An adult sturgeon. Photo: Spokane Tribe of Indians.
Fearing hatchery-bred fish might not represent the genetics of wild fish in the river, in 2011 researchers began using only wild fish larvae in the hatchery. Since then, more than 149,000 wild larvae have been collected for rearing in Washington.
Hatchery sturgeon survived well – perhaps too well. The progeny, ranging from a high of about 16,000 to a low of about 2,000 juvenile fish per year, were released into the river, and over time the hatchery component of the population reached an estimated 31,000 fish age 5 or older – enough to allow a limited fishery.
While this sounds like success, concern remains. It appears sturgeon in the wild still are not producing very many juvenile fish, McLellan said. Survival of age 1 juvenile fish released from the hatcheries is high -- more than 50 percent -- and thousands of larvae are captured within a couple of weeks of hatching suggesting the survival bottleneck for wild white sturgeon is within the first year of life.
Why is that?
McLellan said researchers have identified a number of potential causes of the recruitment failure: dam operations changed the natural river flow pattern that reduces larvae drift distance and duration; slower flows because of dam operations means there is more silt on the river bottom and less clean substrate where sturgeon yolk-sac larvae hide; predators including birds and fish (Walleye and Sculpin, primarily) kill juvenile sturgeon; the food supply in the river may be insufficient; and toxic contaminants in the water including heavy metals from a smelter just across the border in British Columbia may be affecting fish.
Similar to the Upper Columbia, there are efforts to improve white sturgeon populations in the middle Columbia River reservoirs, as described by Paul Anders, a consultant who works on the sturgeon project for the Yakama Nation. These areas also have sturgeon population segments that experience recruitment limitation analogous to the upper Columbia population.
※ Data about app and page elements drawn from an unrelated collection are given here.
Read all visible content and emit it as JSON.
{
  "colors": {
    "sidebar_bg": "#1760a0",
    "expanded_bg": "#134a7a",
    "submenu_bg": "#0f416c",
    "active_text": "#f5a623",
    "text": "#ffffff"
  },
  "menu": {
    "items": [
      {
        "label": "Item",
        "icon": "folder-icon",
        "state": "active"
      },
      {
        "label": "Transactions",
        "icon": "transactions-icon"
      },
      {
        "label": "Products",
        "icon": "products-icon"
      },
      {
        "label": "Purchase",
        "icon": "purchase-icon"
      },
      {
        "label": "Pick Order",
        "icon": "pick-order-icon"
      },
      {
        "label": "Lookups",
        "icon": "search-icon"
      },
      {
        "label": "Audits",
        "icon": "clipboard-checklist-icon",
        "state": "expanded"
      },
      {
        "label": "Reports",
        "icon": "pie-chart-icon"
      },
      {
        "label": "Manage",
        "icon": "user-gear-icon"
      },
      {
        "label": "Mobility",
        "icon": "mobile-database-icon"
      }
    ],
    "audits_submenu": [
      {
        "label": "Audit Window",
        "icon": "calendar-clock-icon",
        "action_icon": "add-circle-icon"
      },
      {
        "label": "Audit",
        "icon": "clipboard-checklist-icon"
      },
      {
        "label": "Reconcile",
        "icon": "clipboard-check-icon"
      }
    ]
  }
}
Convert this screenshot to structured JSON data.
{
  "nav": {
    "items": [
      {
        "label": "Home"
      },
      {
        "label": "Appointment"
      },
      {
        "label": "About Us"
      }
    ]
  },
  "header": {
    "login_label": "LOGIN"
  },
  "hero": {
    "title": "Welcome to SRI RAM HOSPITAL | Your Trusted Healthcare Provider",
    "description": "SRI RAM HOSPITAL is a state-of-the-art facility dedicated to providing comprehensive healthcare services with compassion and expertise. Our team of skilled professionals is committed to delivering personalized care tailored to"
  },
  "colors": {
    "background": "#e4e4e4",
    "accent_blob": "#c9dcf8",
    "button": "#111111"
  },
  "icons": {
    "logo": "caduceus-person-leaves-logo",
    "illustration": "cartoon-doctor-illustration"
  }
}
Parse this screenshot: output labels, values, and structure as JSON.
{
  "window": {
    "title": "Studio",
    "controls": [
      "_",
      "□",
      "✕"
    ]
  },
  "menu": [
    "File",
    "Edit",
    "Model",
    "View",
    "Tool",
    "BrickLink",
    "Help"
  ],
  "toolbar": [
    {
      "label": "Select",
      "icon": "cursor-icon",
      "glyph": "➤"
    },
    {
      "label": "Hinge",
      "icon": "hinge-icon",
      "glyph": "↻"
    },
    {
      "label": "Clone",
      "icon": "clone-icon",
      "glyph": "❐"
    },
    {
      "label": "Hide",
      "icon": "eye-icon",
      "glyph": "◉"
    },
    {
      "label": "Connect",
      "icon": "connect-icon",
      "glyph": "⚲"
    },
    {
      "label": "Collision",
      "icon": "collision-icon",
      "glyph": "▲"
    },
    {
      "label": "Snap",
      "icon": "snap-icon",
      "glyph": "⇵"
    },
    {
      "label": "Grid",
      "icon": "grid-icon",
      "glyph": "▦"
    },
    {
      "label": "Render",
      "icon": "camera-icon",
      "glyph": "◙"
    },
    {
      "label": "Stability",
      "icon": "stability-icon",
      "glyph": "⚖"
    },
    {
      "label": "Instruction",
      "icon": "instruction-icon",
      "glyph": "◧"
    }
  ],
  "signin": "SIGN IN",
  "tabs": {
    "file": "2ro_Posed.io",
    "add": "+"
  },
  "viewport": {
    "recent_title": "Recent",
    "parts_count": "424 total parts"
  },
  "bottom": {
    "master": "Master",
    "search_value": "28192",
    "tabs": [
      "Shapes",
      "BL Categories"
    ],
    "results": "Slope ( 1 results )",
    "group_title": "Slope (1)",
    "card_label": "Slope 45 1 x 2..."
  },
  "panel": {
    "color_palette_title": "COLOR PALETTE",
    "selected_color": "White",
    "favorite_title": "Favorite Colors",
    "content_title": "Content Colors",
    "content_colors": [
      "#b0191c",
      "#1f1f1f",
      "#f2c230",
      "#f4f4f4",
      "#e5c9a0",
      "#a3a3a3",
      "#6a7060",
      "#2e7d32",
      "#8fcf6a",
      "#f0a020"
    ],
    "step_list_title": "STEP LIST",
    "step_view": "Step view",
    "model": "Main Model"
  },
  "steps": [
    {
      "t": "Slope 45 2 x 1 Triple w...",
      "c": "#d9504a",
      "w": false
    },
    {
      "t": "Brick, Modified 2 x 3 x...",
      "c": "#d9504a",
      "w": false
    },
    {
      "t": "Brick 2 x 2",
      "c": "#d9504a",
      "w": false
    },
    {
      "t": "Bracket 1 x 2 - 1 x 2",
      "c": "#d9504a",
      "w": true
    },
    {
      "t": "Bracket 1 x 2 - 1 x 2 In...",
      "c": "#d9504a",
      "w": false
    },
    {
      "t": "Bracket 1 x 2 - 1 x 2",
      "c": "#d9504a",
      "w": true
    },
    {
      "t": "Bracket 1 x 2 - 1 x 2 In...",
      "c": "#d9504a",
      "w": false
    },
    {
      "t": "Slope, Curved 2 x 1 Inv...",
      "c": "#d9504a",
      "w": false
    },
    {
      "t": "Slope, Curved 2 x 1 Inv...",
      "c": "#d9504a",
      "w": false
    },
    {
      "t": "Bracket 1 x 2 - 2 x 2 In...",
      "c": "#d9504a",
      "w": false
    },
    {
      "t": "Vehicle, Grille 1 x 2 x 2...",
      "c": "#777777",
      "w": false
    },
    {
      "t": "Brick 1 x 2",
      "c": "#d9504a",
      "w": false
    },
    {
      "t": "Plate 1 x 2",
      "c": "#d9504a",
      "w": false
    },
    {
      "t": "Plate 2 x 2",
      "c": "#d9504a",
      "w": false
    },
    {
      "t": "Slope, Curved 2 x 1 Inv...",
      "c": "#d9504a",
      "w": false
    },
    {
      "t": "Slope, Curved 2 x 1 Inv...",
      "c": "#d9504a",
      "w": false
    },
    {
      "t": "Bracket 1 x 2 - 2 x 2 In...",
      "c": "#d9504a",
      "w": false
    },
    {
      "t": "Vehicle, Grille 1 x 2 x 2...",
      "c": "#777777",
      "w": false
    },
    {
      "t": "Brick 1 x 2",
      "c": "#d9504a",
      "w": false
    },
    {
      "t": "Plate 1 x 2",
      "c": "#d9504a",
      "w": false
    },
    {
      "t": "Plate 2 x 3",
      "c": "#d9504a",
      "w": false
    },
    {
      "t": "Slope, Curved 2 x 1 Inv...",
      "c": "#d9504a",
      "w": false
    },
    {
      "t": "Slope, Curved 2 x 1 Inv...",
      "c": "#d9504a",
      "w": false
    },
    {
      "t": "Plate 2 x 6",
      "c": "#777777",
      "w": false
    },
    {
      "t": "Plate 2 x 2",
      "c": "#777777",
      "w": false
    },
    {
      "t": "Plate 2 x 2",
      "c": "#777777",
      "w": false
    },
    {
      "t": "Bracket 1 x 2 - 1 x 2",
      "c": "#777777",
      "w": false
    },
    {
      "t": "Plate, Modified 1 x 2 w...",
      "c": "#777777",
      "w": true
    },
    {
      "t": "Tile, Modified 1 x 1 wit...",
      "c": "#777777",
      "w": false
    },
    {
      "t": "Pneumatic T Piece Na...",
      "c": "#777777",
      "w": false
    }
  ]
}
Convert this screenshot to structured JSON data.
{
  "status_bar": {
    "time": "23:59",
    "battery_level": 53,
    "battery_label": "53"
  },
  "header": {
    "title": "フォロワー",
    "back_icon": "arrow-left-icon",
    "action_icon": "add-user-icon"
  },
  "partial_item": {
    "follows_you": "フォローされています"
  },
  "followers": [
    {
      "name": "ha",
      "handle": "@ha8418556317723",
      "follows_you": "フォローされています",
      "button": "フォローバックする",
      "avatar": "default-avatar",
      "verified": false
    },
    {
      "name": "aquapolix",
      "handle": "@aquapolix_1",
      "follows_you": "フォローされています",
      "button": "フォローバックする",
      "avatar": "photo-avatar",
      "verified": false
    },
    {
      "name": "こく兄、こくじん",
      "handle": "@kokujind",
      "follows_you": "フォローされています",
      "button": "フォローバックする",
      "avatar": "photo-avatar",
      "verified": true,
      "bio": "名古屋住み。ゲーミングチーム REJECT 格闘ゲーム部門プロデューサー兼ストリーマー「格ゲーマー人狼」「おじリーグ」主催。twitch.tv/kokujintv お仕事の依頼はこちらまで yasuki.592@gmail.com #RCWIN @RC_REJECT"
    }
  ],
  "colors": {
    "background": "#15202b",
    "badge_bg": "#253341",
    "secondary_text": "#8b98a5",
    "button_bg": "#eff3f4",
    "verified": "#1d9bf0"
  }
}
There are efforts by the Yakama Nation, Washington Department of Fish and Wildlife, Colville Confederated Tribes, and the three PUDs – Grant, Chelan and Douglas – to enhance and restore these populations.
Anders said working with sturgeon, which can live up to 100 years, is different from working with salmon and steelhead.
“You sort of have to shift out of the salmon realm and use longer time periods for sturgeon,” he said.
While the project’s ultimate goal to restore the demographics, preserve genetic diversity, and restore natural recruitment (production) of upper Columbia White Sturgeon is not elusive, it will take time to achieve.
“It would be nice not to have to rely on the hatchery for the production of these fish, but for now we do,” he said.